> _Your assignment_: A single number is the answer here: the count of lines in the records below in which the word "search" appears.

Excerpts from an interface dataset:
****************
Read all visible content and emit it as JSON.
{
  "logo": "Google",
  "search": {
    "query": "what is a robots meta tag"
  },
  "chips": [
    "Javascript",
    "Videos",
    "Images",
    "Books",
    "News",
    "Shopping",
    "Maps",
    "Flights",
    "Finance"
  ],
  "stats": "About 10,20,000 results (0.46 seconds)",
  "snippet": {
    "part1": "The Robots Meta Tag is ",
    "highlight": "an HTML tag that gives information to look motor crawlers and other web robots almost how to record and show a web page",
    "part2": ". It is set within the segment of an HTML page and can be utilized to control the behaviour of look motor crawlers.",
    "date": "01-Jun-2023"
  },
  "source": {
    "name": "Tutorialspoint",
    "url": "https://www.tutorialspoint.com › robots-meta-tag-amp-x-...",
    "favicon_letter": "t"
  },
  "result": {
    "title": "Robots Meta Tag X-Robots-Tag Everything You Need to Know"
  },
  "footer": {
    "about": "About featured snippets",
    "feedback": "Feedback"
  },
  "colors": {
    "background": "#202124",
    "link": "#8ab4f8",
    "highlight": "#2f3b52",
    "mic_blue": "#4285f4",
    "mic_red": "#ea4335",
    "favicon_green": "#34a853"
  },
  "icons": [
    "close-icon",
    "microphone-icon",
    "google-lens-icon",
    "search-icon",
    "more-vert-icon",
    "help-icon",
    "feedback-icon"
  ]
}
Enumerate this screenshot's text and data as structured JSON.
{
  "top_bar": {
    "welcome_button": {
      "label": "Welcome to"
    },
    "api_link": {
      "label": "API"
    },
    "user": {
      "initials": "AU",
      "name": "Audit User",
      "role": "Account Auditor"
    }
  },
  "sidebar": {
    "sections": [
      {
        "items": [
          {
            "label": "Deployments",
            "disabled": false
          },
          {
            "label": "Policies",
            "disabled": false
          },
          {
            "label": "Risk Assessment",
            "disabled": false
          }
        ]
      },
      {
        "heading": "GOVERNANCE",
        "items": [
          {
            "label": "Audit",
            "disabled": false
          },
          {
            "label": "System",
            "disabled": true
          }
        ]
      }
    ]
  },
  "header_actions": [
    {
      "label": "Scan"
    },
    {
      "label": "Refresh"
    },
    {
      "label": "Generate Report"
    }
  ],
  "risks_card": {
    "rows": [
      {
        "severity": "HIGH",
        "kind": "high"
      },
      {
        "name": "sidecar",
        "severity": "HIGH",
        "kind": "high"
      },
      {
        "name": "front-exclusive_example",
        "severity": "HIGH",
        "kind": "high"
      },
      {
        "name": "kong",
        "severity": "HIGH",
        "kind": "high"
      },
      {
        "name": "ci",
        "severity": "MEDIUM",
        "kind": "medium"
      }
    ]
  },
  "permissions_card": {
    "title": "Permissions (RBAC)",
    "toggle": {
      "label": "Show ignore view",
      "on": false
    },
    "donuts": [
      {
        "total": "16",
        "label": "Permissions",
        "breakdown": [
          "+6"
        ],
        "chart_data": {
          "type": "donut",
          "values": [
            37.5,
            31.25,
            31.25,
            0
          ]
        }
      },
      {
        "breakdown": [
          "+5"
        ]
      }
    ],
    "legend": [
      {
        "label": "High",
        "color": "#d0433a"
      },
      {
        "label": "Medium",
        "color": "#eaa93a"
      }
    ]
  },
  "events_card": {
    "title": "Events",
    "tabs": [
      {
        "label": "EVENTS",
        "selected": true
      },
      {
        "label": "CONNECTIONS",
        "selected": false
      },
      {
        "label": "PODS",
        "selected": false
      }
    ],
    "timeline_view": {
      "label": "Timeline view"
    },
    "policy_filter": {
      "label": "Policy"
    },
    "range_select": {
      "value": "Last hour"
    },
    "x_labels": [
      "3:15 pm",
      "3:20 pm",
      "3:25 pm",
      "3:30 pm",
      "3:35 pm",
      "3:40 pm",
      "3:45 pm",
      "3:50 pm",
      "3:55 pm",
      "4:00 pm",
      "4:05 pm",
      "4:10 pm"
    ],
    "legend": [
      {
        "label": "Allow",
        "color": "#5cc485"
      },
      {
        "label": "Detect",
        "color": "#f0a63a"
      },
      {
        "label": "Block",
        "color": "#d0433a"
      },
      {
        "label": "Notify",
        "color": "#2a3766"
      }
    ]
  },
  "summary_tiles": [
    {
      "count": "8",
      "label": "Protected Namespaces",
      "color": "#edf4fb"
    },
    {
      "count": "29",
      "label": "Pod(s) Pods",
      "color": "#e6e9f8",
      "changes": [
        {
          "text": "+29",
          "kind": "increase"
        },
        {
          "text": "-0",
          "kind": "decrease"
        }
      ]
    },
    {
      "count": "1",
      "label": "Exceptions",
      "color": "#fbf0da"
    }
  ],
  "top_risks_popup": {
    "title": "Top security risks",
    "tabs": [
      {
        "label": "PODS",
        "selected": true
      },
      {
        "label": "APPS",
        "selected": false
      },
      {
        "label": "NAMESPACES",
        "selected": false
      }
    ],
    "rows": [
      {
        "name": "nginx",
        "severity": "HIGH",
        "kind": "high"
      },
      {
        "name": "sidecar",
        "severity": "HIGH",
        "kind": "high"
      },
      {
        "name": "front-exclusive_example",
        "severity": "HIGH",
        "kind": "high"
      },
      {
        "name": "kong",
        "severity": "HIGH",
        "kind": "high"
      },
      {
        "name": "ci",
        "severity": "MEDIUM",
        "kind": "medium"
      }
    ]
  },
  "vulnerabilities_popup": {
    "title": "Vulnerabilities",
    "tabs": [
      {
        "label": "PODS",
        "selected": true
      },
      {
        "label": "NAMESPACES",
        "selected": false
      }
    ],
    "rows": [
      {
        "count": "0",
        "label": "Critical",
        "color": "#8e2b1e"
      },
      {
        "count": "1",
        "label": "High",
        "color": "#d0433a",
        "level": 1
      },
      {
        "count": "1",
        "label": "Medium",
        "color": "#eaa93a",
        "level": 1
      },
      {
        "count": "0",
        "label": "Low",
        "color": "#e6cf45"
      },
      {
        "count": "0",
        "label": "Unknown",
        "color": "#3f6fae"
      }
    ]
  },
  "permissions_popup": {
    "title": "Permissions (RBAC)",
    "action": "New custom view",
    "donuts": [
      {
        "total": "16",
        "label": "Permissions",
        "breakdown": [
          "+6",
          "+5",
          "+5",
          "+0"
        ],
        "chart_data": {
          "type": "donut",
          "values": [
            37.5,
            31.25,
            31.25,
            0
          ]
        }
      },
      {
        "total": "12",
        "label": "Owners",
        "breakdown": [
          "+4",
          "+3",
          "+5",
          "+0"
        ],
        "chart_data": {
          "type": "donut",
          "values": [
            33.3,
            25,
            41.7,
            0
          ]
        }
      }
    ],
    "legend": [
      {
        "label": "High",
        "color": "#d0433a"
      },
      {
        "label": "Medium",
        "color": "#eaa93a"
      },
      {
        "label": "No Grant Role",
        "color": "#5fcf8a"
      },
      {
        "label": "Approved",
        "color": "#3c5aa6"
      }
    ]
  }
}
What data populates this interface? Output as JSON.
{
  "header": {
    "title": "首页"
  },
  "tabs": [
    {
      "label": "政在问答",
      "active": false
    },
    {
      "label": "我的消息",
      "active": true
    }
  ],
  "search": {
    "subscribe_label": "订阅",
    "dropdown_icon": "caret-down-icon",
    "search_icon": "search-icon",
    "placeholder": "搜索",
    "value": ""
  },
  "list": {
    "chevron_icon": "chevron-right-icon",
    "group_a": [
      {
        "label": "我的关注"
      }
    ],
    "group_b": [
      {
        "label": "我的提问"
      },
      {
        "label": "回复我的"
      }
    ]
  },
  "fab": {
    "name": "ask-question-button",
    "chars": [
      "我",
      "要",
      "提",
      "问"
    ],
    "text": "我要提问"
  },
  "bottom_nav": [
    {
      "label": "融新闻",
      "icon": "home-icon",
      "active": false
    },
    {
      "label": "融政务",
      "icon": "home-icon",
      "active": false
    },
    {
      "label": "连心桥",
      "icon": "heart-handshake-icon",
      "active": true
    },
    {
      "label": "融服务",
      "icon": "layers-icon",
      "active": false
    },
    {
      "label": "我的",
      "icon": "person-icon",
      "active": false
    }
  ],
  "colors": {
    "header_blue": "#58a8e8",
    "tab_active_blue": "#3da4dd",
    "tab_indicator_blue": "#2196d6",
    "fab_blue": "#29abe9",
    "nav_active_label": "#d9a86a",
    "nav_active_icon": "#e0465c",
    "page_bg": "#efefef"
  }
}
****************
> _Response to this task_: 4